Records for this task ▸
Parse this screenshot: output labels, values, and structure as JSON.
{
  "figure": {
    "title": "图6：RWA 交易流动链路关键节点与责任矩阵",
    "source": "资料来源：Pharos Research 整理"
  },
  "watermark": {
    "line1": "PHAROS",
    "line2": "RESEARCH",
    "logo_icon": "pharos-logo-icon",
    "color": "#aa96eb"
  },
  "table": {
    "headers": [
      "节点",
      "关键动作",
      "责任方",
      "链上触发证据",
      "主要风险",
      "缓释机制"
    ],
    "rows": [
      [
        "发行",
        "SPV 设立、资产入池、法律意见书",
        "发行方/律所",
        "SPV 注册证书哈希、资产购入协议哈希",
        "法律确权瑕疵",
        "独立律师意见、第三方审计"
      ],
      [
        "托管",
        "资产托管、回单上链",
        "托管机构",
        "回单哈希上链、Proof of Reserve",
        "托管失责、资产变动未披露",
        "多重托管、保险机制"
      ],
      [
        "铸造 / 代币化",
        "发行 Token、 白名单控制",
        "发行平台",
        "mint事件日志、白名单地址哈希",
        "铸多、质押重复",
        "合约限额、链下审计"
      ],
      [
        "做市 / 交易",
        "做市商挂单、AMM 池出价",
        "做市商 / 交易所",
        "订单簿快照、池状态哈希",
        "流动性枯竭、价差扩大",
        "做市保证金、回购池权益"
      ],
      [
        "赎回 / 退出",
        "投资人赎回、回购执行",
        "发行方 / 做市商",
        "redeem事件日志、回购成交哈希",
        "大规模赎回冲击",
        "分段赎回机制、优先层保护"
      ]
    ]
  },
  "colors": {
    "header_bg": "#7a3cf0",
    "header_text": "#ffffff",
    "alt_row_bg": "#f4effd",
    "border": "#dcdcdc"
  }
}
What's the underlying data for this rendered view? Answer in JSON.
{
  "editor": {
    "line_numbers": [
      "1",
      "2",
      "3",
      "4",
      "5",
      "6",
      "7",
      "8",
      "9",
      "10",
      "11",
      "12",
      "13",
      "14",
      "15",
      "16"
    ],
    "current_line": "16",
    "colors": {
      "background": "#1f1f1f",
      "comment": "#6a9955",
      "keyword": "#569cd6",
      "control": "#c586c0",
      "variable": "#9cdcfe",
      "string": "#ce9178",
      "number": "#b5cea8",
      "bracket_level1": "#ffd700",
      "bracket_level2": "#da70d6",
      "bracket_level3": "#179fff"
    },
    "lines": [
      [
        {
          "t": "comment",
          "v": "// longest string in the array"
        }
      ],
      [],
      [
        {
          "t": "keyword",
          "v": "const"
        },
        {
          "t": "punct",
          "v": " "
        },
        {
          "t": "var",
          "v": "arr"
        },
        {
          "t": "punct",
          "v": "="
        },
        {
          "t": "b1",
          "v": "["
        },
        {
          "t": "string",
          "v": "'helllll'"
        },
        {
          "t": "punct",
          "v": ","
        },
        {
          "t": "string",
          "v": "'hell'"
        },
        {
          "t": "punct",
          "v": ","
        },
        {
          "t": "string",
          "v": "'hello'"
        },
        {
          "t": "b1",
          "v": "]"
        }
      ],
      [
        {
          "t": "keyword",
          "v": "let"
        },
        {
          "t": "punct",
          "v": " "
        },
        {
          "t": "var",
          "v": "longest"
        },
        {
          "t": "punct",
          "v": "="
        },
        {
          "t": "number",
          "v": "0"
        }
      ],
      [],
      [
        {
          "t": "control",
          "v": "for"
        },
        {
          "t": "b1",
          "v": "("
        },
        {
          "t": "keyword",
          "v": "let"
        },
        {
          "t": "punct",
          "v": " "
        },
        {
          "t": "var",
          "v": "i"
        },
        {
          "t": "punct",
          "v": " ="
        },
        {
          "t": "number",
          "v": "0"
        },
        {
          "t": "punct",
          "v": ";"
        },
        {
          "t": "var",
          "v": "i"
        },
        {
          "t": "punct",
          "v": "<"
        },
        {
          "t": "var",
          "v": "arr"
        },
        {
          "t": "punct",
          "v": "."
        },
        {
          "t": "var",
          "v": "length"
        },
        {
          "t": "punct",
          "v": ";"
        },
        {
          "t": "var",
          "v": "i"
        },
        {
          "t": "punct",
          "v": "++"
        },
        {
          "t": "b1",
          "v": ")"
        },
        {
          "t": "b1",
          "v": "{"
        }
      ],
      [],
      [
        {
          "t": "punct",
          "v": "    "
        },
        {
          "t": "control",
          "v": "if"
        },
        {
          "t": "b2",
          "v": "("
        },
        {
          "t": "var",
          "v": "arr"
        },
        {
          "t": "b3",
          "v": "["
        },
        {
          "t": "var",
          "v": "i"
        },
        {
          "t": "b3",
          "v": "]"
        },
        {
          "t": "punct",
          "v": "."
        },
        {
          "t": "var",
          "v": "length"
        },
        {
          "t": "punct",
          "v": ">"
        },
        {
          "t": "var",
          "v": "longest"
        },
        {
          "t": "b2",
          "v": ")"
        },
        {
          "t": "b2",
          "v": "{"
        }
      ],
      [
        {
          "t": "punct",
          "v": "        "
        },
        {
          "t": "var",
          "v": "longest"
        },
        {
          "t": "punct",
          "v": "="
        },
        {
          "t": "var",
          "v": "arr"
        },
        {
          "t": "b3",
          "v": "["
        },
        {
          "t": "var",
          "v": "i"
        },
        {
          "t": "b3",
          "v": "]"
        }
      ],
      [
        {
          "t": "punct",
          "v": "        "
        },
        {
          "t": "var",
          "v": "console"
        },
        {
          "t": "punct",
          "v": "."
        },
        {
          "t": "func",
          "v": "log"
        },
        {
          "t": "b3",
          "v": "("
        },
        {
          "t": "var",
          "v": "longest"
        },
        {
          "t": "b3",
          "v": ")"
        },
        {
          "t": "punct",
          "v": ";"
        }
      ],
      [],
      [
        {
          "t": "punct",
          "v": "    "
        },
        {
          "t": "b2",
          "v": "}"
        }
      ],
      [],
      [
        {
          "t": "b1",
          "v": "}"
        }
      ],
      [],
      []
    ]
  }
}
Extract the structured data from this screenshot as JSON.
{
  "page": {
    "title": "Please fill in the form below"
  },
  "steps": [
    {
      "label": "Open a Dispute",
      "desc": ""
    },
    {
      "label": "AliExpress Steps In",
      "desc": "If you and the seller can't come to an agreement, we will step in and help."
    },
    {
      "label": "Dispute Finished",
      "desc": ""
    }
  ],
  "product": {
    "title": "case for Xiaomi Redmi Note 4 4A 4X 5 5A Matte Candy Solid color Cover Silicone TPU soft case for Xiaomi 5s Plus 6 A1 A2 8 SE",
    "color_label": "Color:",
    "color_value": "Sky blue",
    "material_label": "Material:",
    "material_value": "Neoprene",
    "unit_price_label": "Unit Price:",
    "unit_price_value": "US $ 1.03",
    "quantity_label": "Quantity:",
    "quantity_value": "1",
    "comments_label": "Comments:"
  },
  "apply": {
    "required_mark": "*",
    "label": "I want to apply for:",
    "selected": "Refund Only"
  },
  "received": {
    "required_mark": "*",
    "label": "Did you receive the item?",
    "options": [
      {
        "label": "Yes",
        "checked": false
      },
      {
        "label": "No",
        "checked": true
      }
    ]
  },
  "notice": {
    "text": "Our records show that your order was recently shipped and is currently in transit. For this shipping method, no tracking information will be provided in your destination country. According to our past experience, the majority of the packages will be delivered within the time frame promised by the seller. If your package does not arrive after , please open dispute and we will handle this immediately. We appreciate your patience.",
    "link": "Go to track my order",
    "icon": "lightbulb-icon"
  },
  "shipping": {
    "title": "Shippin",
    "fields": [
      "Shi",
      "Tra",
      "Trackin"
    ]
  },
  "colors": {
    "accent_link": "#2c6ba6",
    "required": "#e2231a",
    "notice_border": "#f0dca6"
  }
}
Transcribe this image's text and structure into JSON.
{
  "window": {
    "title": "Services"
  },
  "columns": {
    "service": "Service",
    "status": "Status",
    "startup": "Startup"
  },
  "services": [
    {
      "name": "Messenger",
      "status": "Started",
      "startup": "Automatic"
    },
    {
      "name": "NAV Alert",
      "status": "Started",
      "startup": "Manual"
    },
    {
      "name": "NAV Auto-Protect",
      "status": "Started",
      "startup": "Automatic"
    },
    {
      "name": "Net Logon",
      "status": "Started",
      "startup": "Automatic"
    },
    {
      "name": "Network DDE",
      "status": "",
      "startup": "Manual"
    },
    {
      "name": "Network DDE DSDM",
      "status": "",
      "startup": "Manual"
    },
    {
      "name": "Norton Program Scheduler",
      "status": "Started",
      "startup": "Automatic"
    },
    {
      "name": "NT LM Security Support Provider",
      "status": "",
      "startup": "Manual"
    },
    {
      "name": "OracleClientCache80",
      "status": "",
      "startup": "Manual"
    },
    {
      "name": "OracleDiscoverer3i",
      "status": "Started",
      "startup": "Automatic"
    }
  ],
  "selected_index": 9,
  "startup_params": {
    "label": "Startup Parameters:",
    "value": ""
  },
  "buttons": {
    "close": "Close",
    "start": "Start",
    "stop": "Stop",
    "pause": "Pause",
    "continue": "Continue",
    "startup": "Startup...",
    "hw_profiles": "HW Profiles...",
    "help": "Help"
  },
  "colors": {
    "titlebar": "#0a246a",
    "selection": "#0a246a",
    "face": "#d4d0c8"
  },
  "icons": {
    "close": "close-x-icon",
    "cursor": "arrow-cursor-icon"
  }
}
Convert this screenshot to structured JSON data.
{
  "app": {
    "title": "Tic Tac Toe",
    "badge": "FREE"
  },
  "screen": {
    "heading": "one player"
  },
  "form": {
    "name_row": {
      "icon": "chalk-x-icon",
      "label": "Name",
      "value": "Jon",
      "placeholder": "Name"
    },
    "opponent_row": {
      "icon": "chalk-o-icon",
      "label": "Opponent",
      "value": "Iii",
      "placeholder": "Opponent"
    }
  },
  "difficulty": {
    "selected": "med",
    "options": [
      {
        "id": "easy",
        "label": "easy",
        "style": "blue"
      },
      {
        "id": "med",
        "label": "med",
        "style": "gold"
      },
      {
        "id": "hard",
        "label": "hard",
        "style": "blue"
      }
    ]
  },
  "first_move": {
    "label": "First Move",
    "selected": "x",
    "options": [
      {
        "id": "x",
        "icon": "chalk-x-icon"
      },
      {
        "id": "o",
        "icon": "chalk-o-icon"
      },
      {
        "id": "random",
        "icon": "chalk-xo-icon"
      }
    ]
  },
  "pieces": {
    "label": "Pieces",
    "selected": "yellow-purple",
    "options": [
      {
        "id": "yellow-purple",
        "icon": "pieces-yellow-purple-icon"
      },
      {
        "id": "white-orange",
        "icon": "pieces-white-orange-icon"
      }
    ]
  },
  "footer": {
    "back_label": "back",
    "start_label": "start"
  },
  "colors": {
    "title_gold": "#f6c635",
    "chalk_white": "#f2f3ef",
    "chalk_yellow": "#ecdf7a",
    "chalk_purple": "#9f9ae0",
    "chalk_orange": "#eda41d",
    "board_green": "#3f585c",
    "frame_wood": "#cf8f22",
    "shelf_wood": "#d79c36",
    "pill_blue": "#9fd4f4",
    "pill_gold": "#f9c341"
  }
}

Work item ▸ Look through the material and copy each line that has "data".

Solved problem ▸
What's the underlying data for this rendered view? Answer in JSON.
Extract the structured data from this screenshot as JSON.
Convert this screenshot to structured JSON data.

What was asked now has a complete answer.